My looks have completely changed in recent months. Long hair now colonizes my chin and my head. Never in my adult life have I waited longer than a week without a shave or a haircut, let alone for four months. One ends up doing the strangest things for press freedom in Sierra Leone.
New York, October 26, 2009—The Committee to Protect Journalists is concerned that the prosecution of Jean Bosco Gasasira, editor-in-chief of the Rwandan bimonthly Umuvugizi, on criminal defamation charges has been politicized and the outcome predetermined.
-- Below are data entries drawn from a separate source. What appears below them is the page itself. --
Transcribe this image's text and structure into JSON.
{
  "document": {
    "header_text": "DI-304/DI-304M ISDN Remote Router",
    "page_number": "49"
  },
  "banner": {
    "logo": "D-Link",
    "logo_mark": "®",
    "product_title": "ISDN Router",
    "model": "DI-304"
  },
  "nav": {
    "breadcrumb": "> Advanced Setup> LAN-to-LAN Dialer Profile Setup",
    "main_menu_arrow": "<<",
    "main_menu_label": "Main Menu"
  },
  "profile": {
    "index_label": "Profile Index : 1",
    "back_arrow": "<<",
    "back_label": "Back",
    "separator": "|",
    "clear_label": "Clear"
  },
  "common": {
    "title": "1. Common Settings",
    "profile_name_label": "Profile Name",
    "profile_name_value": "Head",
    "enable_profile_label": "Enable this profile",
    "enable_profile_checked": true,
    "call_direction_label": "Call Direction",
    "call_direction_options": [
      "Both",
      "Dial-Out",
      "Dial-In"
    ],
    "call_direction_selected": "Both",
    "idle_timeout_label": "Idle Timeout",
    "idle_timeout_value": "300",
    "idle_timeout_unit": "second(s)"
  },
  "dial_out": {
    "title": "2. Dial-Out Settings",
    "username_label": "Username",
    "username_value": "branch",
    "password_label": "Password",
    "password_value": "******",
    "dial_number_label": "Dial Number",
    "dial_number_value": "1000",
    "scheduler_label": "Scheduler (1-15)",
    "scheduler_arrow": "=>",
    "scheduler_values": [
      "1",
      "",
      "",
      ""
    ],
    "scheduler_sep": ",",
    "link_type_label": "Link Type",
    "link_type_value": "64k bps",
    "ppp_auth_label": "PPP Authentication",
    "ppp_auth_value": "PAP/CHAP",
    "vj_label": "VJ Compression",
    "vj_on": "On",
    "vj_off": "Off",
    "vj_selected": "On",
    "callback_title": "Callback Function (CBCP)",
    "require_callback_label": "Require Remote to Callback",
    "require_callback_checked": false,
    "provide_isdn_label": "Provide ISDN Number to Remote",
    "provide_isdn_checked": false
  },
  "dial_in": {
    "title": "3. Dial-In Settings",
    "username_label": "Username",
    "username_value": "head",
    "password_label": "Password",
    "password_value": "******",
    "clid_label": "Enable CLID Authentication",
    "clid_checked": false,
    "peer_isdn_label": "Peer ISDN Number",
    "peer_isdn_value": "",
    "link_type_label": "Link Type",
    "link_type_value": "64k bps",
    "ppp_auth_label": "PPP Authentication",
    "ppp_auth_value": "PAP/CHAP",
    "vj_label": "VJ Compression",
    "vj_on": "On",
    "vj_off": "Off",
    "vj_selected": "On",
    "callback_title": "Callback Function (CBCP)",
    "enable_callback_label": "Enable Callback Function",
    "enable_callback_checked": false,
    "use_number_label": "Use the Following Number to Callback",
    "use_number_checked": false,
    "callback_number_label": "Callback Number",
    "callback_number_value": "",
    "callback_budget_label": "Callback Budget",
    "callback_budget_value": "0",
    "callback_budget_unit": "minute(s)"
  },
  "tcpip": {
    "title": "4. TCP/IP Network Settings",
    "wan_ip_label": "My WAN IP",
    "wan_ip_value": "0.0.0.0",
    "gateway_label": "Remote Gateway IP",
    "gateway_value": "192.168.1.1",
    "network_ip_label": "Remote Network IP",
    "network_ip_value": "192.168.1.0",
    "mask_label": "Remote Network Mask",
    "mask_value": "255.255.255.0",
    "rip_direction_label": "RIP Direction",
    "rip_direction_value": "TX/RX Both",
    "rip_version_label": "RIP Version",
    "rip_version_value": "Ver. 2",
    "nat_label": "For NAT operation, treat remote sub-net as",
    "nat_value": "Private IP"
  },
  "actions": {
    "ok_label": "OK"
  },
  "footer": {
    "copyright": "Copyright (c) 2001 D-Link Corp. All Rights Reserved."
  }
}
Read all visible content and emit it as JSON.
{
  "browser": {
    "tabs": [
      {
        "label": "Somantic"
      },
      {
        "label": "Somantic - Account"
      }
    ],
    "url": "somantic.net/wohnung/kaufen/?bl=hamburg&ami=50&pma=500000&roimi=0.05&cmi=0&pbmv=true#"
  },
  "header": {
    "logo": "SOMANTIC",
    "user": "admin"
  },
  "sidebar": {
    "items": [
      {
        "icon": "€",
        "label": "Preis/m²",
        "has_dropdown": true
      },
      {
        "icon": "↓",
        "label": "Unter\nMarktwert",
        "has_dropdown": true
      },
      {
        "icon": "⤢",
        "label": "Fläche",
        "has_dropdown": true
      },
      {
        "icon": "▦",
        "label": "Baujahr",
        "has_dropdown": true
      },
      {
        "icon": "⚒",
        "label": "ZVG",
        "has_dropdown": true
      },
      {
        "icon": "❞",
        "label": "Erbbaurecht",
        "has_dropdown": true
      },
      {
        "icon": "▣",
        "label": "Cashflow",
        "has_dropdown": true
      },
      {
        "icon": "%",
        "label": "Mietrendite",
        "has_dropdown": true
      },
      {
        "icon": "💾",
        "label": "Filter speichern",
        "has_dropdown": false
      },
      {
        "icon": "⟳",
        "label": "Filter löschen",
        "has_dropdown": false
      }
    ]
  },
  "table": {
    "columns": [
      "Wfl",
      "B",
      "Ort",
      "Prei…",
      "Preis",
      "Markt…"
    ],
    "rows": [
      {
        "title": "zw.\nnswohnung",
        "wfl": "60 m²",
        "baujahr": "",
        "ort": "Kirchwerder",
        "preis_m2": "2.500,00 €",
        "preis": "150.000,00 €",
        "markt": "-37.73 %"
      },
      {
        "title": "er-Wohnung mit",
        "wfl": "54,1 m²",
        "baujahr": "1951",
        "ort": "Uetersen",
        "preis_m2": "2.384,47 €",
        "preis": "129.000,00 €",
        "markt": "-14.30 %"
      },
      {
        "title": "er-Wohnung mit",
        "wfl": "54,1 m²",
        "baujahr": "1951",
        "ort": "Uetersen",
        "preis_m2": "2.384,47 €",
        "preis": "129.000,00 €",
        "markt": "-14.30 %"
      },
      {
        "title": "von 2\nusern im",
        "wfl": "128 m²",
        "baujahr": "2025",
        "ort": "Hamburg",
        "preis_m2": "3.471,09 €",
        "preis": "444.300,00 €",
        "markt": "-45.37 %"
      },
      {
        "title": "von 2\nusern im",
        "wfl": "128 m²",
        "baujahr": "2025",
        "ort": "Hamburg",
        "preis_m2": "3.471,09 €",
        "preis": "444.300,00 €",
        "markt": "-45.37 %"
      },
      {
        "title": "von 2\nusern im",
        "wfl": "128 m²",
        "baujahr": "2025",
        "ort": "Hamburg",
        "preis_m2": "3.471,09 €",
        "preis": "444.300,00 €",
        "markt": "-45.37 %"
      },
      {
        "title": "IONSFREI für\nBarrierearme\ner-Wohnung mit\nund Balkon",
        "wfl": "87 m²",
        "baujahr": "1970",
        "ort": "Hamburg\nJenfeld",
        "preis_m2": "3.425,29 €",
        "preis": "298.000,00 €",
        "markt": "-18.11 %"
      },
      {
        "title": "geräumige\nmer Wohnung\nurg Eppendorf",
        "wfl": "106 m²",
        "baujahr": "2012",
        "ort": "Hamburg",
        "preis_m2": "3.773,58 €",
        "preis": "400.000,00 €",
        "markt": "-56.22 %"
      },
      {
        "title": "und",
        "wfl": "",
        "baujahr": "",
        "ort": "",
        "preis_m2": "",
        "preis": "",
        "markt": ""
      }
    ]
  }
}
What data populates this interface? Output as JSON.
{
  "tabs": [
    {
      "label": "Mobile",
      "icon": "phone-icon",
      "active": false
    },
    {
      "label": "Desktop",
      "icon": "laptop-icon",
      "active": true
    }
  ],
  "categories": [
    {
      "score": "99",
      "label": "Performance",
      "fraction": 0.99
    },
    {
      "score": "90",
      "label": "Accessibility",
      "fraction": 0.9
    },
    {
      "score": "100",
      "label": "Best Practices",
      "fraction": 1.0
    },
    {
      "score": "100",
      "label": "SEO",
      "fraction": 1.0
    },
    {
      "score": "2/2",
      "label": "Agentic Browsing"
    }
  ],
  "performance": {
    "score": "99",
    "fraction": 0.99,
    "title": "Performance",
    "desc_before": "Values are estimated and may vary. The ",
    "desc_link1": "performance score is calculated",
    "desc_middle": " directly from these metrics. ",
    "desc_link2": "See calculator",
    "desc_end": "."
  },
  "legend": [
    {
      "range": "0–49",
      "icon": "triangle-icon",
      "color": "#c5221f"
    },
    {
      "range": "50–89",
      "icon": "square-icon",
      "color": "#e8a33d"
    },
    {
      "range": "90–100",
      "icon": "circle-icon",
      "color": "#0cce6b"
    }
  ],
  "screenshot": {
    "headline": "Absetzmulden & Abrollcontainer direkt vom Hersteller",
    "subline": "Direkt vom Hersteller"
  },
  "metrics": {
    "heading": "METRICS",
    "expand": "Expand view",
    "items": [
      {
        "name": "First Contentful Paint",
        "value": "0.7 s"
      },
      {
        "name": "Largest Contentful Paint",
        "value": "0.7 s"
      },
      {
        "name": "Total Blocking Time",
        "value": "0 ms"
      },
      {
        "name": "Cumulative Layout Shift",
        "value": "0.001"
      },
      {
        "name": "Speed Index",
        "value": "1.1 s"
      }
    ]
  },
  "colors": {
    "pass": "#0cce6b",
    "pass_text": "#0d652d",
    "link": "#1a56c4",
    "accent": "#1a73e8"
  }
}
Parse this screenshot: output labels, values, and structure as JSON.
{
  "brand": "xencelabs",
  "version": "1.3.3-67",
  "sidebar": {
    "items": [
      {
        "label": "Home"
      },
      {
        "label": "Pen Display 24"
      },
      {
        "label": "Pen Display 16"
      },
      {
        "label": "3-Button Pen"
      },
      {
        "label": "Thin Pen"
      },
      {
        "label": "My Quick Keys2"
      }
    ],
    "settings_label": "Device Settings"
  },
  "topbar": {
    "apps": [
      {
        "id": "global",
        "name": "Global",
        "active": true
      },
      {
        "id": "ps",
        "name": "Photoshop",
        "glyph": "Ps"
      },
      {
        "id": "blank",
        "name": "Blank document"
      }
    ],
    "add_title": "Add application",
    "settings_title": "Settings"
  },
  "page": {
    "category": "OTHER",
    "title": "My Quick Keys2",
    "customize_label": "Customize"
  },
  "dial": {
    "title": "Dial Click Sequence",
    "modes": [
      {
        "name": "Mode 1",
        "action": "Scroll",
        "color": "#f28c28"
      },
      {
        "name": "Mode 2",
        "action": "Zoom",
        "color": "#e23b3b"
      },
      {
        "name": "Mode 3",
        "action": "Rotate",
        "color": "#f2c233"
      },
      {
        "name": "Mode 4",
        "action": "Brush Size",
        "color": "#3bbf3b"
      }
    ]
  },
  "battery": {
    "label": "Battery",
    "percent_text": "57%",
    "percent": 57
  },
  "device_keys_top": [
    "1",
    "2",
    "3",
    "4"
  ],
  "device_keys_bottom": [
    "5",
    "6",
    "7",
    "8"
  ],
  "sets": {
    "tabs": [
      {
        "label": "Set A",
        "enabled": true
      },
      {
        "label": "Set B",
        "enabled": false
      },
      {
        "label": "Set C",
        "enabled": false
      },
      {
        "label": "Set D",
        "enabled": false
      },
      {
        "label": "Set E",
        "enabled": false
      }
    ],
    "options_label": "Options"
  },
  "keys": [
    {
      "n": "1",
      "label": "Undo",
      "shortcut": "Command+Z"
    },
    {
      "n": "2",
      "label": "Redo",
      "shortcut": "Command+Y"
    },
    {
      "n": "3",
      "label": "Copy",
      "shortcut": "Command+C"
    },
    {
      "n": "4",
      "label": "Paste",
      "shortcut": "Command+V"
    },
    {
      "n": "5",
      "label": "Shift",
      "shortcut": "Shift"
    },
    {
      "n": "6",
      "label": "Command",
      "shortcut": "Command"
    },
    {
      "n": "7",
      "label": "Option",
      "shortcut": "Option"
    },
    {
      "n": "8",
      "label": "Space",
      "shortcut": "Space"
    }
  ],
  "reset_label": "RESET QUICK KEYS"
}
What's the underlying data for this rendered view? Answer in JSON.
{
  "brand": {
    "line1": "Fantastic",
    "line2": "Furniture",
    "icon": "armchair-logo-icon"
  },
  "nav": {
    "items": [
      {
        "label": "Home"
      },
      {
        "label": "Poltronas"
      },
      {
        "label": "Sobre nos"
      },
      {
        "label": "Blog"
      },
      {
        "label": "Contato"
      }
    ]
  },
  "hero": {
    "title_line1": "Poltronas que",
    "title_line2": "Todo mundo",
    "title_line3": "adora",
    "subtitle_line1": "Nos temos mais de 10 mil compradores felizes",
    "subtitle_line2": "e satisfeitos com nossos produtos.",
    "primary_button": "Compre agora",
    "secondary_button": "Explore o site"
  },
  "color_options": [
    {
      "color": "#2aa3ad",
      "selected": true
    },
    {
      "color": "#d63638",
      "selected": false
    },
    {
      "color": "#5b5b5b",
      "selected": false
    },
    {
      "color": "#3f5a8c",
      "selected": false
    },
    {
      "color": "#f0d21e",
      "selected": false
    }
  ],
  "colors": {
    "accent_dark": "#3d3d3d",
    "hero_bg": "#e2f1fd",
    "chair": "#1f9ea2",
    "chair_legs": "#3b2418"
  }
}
New York, September 29, 2009—U.S. freelance journalist Joe Sharkey, who covered a 2006 plane crash in Brazil in which he was a passenger, faces an onerous civil defamation suit for comments he said were wrongly attributed to him. On the third anniversary of the accident, the Committee to Protect Journalists calls on Brazilian judicial authorities…
New York, September 24, 2009—A newspaper editor in police custody in Niger since Sunday was charged with criminal libel on Wednesday in connection with a story accusing a top official of involvement in a corruption scandal, according to local journalists and news reports.
New York, September 14, 2009—The Committee to Protect Journalists condemns a Thai criminal court decision on Thursday to sentence media owner, television commentator, and political activist Sondhi Limthongkul to two years in prison in connection with criminal libel charges filed by a former government minister.
New York, June 29, 2009–The Committee to Protect Journalists condemns a Moroccan court decision today to impose fines and damages on three independent dailies for “publicly harming” Libyan leader Muammar Qaddafi, above, and “injuring his dignity.”
New York, June 26, 2009–The Committee to Protect Journalists condemns the sentencing today of Hang Chakra, editor-in-chief of the opposition Khmer-language daily Khmer Machas Srok, to one year in prison stemming from his reports on alleged government corruption.
In Uganda last week, four journalists from the leading daily Monitor filed notice that they would challenge the constitutionality of the criminal libel laws before the Supreme Court, the country’s highest court, according to the newspaper’s lawyer, James Nangwala.